▶ [WORK REQUEST] Make an exact copy of all the data, pictures excluded.

BEGIN PROVIDED INFORMATION

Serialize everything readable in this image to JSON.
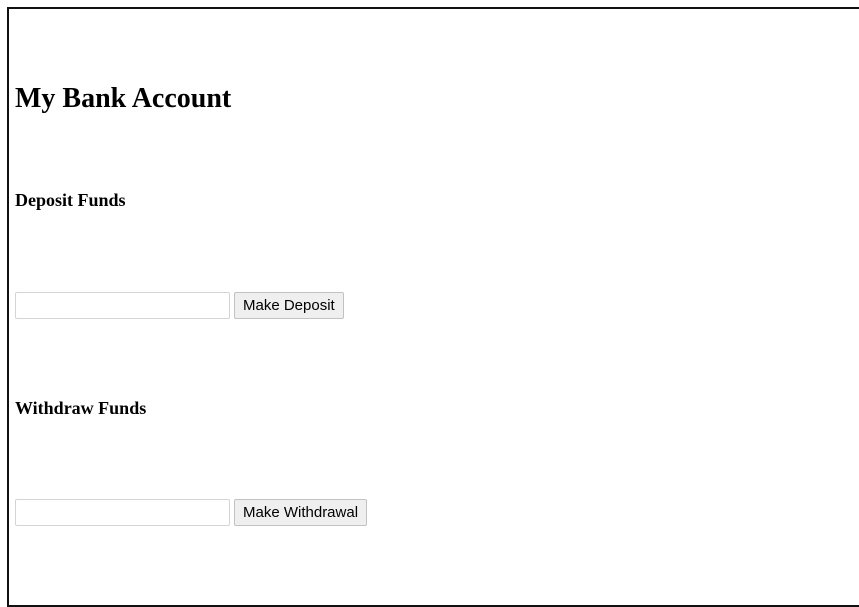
{
  "page": {
    "title": "My Bank Account"
  },
  "deposit": {
    "heading": "Deposit Funds",
    "input_value": "",
    "input_placeholder": "",
    "button_label": "Make Deposit"
  },
  "withdraw": {
    "heading": "Withdraw Funds",
    "input_value": "",
    "input_placeholder": "",
    "button_label": "Make Withdrawal"
  }
}
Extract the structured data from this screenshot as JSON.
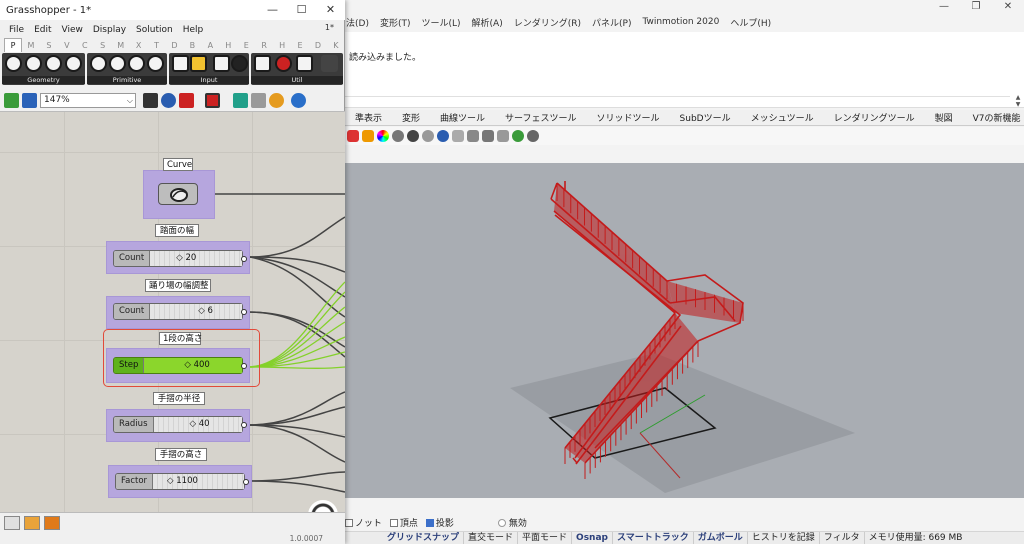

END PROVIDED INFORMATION

▶ [OUTPUT]
Serialize everything readable in this image to JSON.
{
  "page": {
    "title": "My Bank Account"
  },
  "deposit": {
    "heading": "Deposit Funds",
    "input_value": "",
    "input_placeholder": "",
    "button_label": "Make Deposit"
  },
  "withdraw": {
    "heading": "Withdraw Funds",
    "input_value": "",
    "input_placeholder": "",
    "button_label": "Make Withdrawal"
  }
}
Extract the structured data from this screenshot as JSON.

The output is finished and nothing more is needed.